◆ **WHAT YOU NEED TO DO**
The answer is the data below, repeated exactly, with no pictures included.

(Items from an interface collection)
= = = =

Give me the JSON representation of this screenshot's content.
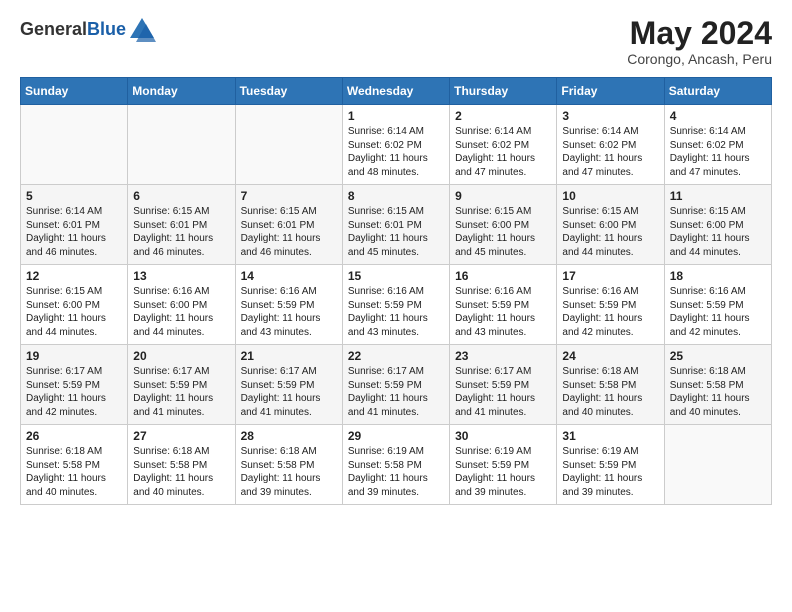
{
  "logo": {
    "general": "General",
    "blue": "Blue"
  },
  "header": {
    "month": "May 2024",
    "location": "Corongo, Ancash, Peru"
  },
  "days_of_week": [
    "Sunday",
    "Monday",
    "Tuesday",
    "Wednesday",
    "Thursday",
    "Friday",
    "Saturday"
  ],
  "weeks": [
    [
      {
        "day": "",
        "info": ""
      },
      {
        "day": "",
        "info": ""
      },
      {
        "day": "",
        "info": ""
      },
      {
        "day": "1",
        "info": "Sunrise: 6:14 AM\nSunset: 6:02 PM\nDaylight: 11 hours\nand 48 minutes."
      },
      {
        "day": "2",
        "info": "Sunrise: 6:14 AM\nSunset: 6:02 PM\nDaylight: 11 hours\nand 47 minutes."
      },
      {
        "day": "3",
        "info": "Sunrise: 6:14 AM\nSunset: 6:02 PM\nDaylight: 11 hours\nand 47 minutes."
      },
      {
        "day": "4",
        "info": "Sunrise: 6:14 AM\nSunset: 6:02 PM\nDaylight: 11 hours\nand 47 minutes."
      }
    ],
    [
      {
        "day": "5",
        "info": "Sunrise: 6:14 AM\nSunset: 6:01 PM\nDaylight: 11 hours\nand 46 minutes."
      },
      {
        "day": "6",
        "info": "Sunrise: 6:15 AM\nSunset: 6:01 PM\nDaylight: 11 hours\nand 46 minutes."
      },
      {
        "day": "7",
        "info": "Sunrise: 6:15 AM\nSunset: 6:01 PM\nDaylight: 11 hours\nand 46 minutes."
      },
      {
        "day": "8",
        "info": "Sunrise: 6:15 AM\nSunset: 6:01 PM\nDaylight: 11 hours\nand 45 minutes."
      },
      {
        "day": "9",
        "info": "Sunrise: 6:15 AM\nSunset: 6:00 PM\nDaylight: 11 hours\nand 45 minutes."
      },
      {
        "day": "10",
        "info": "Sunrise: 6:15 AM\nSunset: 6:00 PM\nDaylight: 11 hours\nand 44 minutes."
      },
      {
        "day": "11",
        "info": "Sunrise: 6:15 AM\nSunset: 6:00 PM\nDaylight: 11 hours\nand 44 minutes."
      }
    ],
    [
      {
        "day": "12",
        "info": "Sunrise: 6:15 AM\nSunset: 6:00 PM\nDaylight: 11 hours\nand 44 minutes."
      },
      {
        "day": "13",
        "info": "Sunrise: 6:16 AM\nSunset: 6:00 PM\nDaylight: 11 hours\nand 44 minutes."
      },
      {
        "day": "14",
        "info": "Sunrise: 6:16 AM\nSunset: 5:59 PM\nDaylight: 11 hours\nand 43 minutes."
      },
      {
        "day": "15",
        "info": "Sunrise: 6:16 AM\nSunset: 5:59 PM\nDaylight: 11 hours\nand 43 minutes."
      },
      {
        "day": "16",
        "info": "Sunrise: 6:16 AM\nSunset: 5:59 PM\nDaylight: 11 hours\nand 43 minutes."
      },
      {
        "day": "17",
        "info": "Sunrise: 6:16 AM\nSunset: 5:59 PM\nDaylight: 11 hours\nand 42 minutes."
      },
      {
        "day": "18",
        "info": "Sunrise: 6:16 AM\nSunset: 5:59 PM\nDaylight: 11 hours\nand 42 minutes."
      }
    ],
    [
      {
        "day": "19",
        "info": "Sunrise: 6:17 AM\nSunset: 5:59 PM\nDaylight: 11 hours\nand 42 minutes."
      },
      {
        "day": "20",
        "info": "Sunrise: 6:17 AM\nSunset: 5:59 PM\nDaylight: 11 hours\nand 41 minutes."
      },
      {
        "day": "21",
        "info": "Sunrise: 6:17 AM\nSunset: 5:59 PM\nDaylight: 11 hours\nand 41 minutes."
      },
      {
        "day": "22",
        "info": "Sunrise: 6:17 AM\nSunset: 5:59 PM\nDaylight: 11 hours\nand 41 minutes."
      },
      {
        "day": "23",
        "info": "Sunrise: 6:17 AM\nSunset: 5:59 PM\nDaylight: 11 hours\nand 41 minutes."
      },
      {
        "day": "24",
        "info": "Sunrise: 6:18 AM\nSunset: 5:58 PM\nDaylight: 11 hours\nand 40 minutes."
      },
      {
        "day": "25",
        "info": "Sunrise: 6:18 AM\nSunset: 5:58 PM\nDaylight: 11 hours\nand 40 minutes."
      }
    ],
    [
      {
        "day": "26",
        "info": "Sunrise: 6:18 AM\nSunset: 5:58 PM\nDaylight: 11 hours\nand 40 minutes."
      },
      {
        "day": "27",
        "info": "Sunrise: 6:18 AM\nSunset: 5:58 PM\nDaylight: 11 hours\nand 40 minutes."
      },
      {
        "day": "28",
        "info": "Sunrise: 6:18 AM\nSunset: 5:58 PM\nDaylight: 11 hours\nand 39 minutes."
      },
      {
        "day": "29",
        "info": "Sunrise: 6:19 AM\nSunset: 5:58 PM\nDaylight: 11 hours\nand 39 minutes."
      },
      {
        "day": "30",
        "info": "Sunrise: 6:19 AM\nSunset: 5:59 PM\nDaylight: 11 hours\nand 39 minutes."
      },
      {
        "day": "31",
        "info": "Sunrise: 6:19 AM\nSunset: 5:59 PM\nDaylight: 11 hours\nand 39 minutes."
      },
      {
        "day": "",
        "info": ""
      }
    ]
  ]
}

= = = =

◆ **SOLUTION**
Give me the JSON representation of this screenshot's content.
{
  "logo": {
    "general": "General",
    "blue": "Blue"
  },
  "header": {
    "month": "May 2024",
    "location": "Corongo, Ancash, Peru"
  },
  "days_of_week": [
    "Sunday",
    "Monday",
    "Tuesday",
    "Wednesday",
    "Thursday",
    "Friday",
    "Saturday"
  ],
  "weeks": [
    [
      {
        "day": "",
        "info": ""
      },
      {
        "day": "",
        "info": ""
      },
      {
        "day": "",
        "info": ""
      },
      {
        "day": "1",
        "info": "Sunrise: 6:14 AM\nSunset: 6:02 PM\nDaylight: 11 hours\nand 48 minutes."
      },
      {
        "day": "2",
        "info": "Sunrise: 6:14 AM\nSunset: 6:02 PM\nDaylight: 11 hours\nand 47 minutes."
      },
      {
        "day": "3",
        "info": "Sunrise: 6:14 AM\nSunset: 6:02 PM\nDaylight: 11 hours\nand 47 minutes."
      },
      {
        "day": "4",
        "info": "Sunrise: 6:14 AM\nSunset: 6:02 PM\nDaylight: 11 hours\nand 47 minutes."
      }
    ],
    [
      {
        "day": "5",
        "info": "Sunrise: 6:14 AM\nSunset: 6:01 PM\nDaylight: 11 hours\nand 46 minutes."
      },
      {
        "day": "6",
        "info": "Sunrise: 6:15 AM\nSunset: 6:01 PM\nDaylight: 11 hours\nand 46 minutes."
      },
      {
        "day": "7",
        "info": "Sunrise: 6:15 AM\nSunset: 6:01 PM\nDaylight: 11 hours\nand 46 minutes."
      },
      {
        "day": "8",
        "info": "Sunrise: 6:15 AM\nSunset: 6:01 PM\nDaylight: 11 hours\nand 45 minutes."
      },
      {
        "day": "9",
        "info": "Sunrise: 6:15 AM\nSunset: 6:00 PM\nDaylight: 11 hours\nand 45 minutes."
      },
      {
        "day": "10",
        "info": "Sunrise: 6:15 AM\nSunset: 6:00 PM\nDaylight: 11 hours\nand 44 minutes."
      },
      {
        "day": "11",
        "info": "Sunrise: 6:15 AM\nSunset: 6:00 PM\nDaylight: 11 hours\nand 44 minutes."
      }
    ],
    [
      {
        "day": "12",
        "info": "Sunrise: 6:15 AM\nSunset: 6:00 PM\nDaylight: 11 hours\nand 44 minutes."
      },
      {
        "day": "13",
        "info": "Sunrise: 6:16 AM\nSunset: 6:00 PM\nDaylight: 11 hours\nand 44 minutes."
      },
      {
        "day": "14",
        "info": "Sunrise: 6:16 AM\nSunset: 5:59 PM\nDaylight: 11 hours\nand 43 minutes."
      },
      {
        "day": "15",
        "info": "Sunrise: 6:16 AM\nSunset: 5:59 PM\nDaylight: 11 hours\nand 43 minutes."
      },
      {
        "day": "16",
        "info": "Sunrise: 6:16 AM\nSunset: 5:59 PM\nDaylight: 11 hours\nand 43 minutes."
      },
      {
        "day": "17",
        "info": "Sunrise: 6:16 AM\nSunset: 5:59 PM\nDaylight: 11 hours\nand 42 minutes."
      },
      {
        "day": "18",
        "info": "Sunrise: 6:16 AM\nSunset: 5:59 PM\nDaylight: 11 hours\nand 42 minutes."
      }
    ],
    [
      {
        "day": "19",
        "info": "Sunrise: 6:17 AM\nSunset: 5:59 PM\nDaylight: 11 hours\nand 42 minutes."
      },
      {
        "day": "20",
        "info": "Sunrise: 6:17 AM\nSunset: 5:59 PM\nDaylight: 11 hours\nand 41 minutes."
      },
      {
        "day": "21",
        "info": "Sunrise: 6:17 AM\nSunset: 5:59 PM\nDaylight: 11 hours\nand 41 minutes."
      },
      {
        "day": "22",
        "info": "Sunrise: 6:17 AM\nSunset: 5:59 PM\nDaylight: 11 hours\nand 41 minutes."
      },
      {
        "day": "23",
        "info": "Sunrise: 6:17 AM\nSunset: 5:59 PM\nDaylight: 11 hours\nand 41 minutes."
      },
      {
        "day": "24",
        "info": "Sunrise: 6:18 AM\nSunset: 5:58 PM\nDaylight: 11 hours\nand 40 minutes."
      },
      {
        "day": "25",
        "info": "Sunrise: 6:18 AM\nSunset: 5:58 PM\nDaylight: 11 hours\nand 40 minutes."
      }
    ],
    [
      {
        "day": "26",
        "info": "Sunrise: 6:18 AM\nSunset: 5:58 PM\nDaylight: 11 hours\nand 40 minutes."
      },
      {
        "day": "27",
        "info": "Sunrise: 6:18 AM\nSunset: 5:58 PM\nDaylight: 11 hours\nand 40 minutes."
      },
      {
        "day": "28",
        "info": "Sunrise: 6:18 AM\nSunset: 5:58 PM\nDaylight: 11 hours\nand 39 minutes."
      },
      {
        "day": "29",
        "info": "Sunrise: 6:19 AM\nSunset: 5:58 PM\nDaylight: 11 hours\nand 39 minutes."
      },
      {
        "day": "30",
        "info": "Sunrise: 6:19 AM\nSunset: 5:59 PM\nDaylight: 11 hours\nand 39 minutes."
      },
      {
        "day": "31",
        "info": "Sunrise: 6:19 AM\nSunset: 5:59 PM\nDaylight: 11 hours\nand 39 minutes."
      },
      {
        "day": "",
        "info": ""
      }
    ]
  ]
}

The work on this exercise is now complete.